» **What is required**
Entries follow. Set all of them down as they stand.

[Excerpts from an interface dataset]
==========

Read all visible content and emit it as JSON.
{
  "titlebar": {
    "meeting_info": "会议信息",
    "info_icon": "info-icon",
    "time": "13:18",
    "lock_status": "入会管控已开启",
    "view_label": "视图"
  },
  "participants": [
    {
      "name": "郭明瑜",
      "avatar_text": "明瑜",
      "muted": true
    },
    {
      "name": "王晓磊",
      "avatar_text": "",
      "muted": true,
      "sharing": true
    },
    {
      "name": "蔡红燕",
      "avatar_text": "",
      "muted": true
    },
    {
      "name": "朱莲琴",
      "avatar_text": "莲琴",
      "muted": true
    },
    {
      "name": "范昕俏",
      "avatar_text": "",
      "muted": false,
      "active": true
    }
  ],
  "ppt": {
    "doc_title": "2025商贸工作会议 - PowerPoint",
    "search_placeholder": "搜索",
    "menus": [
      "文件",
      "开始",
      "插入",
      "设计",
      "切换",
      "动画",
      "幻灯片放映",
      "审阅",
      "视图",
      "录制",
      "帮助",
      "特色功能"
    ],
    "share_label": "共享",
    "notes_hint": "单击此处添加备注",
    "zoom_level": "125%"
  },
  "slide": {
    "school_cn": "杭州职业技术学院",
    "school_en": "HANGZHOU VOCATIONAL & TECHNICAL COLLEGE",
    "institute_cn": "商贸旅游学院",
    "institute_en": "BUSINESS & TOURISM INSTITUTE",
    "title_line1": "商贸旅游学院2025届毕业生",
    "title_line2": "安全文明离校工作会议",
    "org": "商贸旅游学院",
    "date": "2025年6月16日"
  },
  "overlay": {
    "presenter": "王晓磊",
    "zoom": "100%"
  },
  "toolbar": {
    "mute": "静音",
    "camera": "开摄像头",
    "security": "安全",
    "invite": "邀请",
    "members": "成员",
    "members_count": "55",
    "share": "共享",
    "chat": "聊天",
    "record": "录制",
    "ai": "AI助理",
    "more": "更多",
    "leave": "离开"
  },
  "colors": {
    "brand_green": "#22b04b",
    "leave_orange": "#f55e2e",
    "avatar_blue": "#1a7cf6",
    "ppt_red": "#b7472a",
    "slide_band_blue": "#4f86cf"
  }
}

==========

» **Worked solution**
Read all visible content and emit it as JSON.
{
  "titlebar": {
    "meeting_info": "会议信息",
    "info_icon": "info-icon",
    "time": "13:18",
    "lock_status": "入会管控已开启",
    "view_label": "视图"
  },
  "participants": [
    {
      "name": "郭明瑜",
      "avatar_text": "明瑜",
      "muted": true
    },
    {
      "name": "王晓磊",
      "avatar_text": "",
      "muted": true,
      "sharing": true
    },
    {
      "name": "蔡红燕",
      "avatar_text": "",
      "muted": true
    },
    {
      "name": "朱莲琴",
      "avatar_text": "莲琴",
      "muted": true
    },
    {
      "name": "范昕俏",
      "avatar_text": "",
      "muted": false,
      "active": true
    }
  ],
  "ppt": {
    "doc_title": "2025商贸工作会议 - PowerPoint",
    "search_placeholder": "搜索",
    "menus": [
      "文件",
      "开始",
      "插入",
      "设计",
      "切换",
      "动画",
      "幻灯片放映",
      "审阅",
      "视图",
      "录制",
      "帮助",
      "特色功能"
    ],
    "share_label": "共享",
    "notes_hint": "单击此处添加备注",
    "zoom_level": "125%"
  },
  "slide": {
    "school_cn": "杭州职业技术学院",
    "school_en": "HANGZHOU VOCATIONAL & TECHNICAL COLLEGE",
    "institute_cn": "商贸旅游学院",
    "institute_en": "BUSINESS & TOURISM INSTITUTE",
    "title_line1": "商贸旅游学院2025届毕业生",
    "title_line2": "安全文明离校工作会议",
    "org": "商贸旅游学院",
    "date": "2025年6月16日"
  },
  "overlay": {
    "presenter": "王晓磊",
    "zoom": "100%"
  },
  "toolbar": {
    "mute": "静音",
    "camera": "开摄像头",
    "security": "安全",
    "invite": "邀请",
    "members": "成员",
    "members_count": "55",
    "share": "共享",
    "chat": "聊天",
    "record": "录制",
    "ai": "AI助理",
    "more": "更多",
    "leave": "离开"
  },
  "colors": {
    "brand_green": "#22b04b",
    "leave_orange": "#f55e2e",
    "avatar_blue": "#1a7cf6",
    "ppt_red": "#b7472a",
    "slide_band_blue": "#4f86cf"
  }
}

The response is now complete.